Sexual experience and expression is of fundamental importance to most people. However, most people do not communicate effectively about sexuality even when it is important to do so. For example, many parents see it as their responsibility to talk to their children about sexuality and yet do not engage in in-depth discussions with their children about sexual topics. Most romantic partners have difficulty telling each other what pleases and displeases them sexually. Many health care professionals do not meet their patients' needs for information about the sexual changes they experience as a result of their disease or treatment. Many psychologists also are not doing a good job of addressing sexuality in the classroom, in practicum and internship settings, and/or with clients. These instances of poor sexual communication are unfortunate as effective sexual communication can have a range of positive outcomes such as more satisfying relationships and positive sexual health and well-being over the life span. This paper reviews sexual communication in all of these contexts, focusing on findings from my program of research spanning more than 30 years.
Keywords: sexual communication, sexual education, couples, adolescents

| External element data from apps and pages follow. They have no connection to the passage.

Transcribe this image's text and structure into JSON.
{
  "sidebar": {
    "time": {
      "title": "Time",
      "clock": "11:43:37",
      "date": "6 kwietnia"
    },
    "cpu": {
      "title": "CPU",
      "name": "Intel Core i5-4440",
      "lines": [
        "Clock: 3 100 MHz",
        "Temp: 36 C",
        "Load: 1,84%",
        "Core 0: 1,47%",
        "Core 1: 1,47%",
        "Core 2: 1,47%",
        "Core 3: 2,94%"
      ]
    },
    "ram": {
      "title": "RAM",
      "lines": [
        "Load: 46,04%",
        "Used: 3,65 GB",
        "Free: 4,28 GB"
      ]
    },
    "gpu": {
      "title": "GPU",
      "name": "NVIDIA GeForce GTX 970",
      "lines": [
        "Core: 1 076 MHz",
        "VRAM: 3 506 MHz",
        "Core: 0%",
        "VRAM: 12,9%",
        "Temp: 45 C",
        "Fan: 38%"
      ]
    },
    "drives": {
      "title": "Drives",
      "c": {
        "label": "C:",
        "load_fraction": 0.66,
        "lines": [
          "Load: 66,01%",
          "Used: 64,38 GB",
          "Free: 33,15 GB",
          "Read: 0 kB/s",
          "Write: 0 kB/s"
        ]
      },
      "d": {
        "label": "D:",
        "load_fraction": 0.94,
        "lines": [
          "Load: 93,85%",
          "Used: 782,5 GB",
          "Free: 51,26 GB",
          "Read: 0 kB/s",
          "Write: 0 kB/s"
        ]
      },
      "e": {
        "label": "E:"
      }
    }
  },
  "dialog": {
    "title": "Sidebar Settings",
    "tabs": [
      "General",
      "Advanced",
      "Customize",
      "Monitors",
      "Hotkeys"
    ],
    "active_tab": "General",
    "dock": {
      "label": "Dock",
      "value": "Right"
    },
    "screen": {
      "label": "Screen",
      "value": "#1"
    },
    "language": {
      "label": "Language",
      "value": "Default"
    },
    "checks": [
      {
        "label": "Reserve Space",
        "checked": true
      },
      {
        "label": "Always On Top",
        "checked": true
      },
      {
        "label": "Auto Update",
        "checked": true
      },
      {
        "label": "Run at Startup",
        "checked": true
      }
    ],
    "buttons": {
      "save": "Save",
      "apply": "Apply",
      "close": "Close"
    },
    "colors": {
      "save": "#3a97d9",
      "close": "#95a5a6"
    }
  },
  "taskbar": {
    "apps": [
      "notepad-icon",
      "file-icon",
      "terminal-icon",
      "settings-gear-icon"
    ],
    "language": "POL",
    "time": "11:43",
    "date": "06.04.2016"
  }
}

It is a truism to state that sexual experience and expression is of fundamental importance to most people; indeed, this statement is not controversial and needs no citations. There is no place in which this is more evident than in the media. Certainly, sexual images and tips about enhancing our sexual relationships, sexual experiences, and ability to please our partner are ubiquitous in the media. There is a great deal that has been and could be said about the content and impact of these media messages, particularly about their negative effects, but that is a topic for another time and place and is not the focus of the present paper. Rather, this paper focuses on interpersonal sexual communication - between parents and their children, between partners, between health care professionals and their patients, between professors and psychology graduate students, and between psychologists and their clients. I have drawn on select data (i.e., data from larger studies) from several strands of my research program spanning more than 30 years to support my contention that there is a great deal of room for improvement in how we communicate about sexuality in every one these contexts. Because each section of this paper could be a review paper in its own right, I have not, for the most part, reviewed the results of studies by other researchers on these topics.

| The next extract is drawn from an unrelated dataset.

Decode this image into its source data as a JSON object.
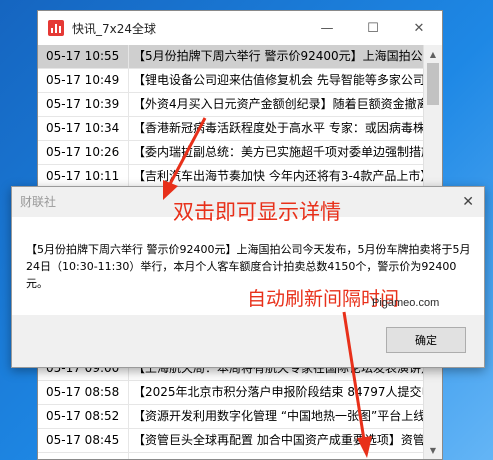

There are two major limitations to my research that are important to identify from the outset. One is that most, if not all, of the research I cite is with heterosexual individuals. This is because, typically, there have not been enough sexual minority participants for me to be able to analyse their data. The other limitation is that, in keeping with the population of New Brunswick where I conduct my research, the participants in my studies are primarily white and of European descent. Still, sexual communication among most ethnocultural minority groups living in Canada is even more limited than among the majority culture (Cappon et al., 1996; Manson Singer et al., 1996) suggesting that, if anything, the results would be stronger among these groups.
Parent-Child Sexual Communication or the Birds and the Bees

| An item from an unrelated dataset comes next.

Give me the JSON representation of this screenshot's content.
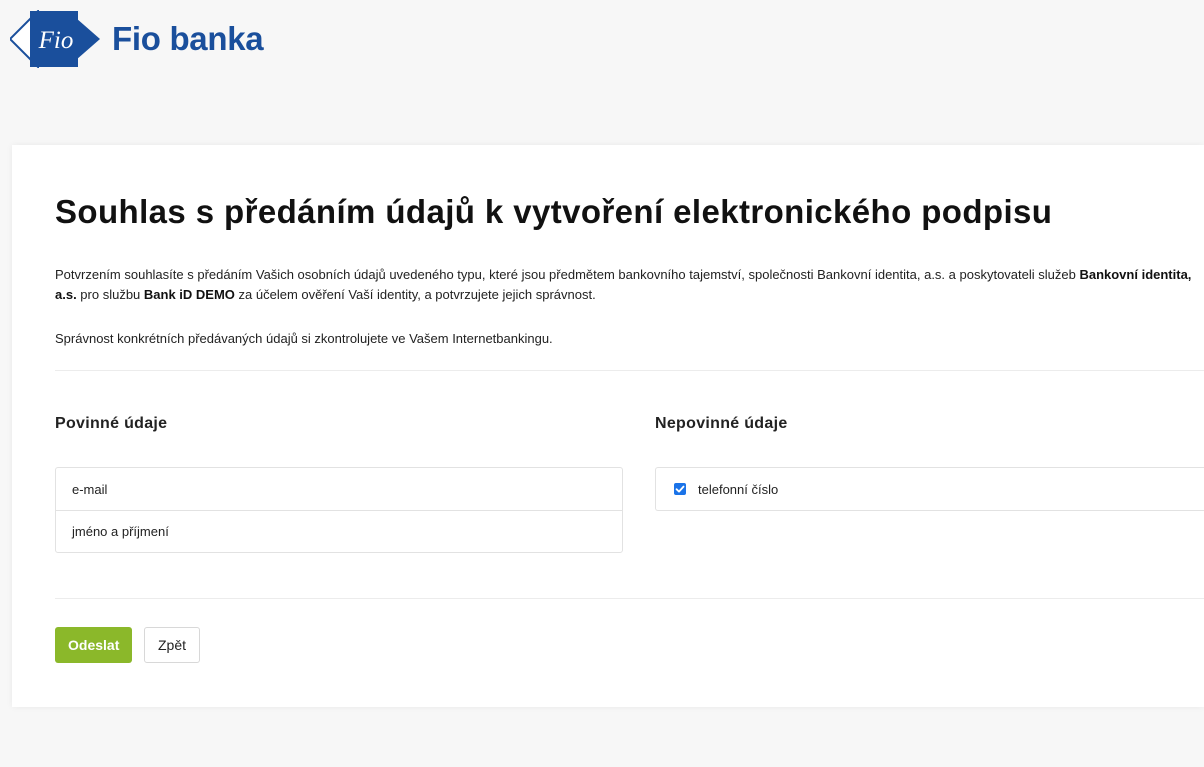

Most parents believe that they have a role to play in their children's sexual health education as a way to communicate family values, prevent negative sexual health outcomes, and prepare their children for adulthood (Croft & Asmussen, 1992; McKay, Pietrusiak, & Holowaty, 1998; Weaver, Byers, Sears, Cohen, & Randall, 2002). Although parents may not readily identify this as a goal of their sexual communication with their children, I believe that communicating positive attitudes toward both sexuality and talking about sexual topics is another important outcome of parent- child sexual communication. …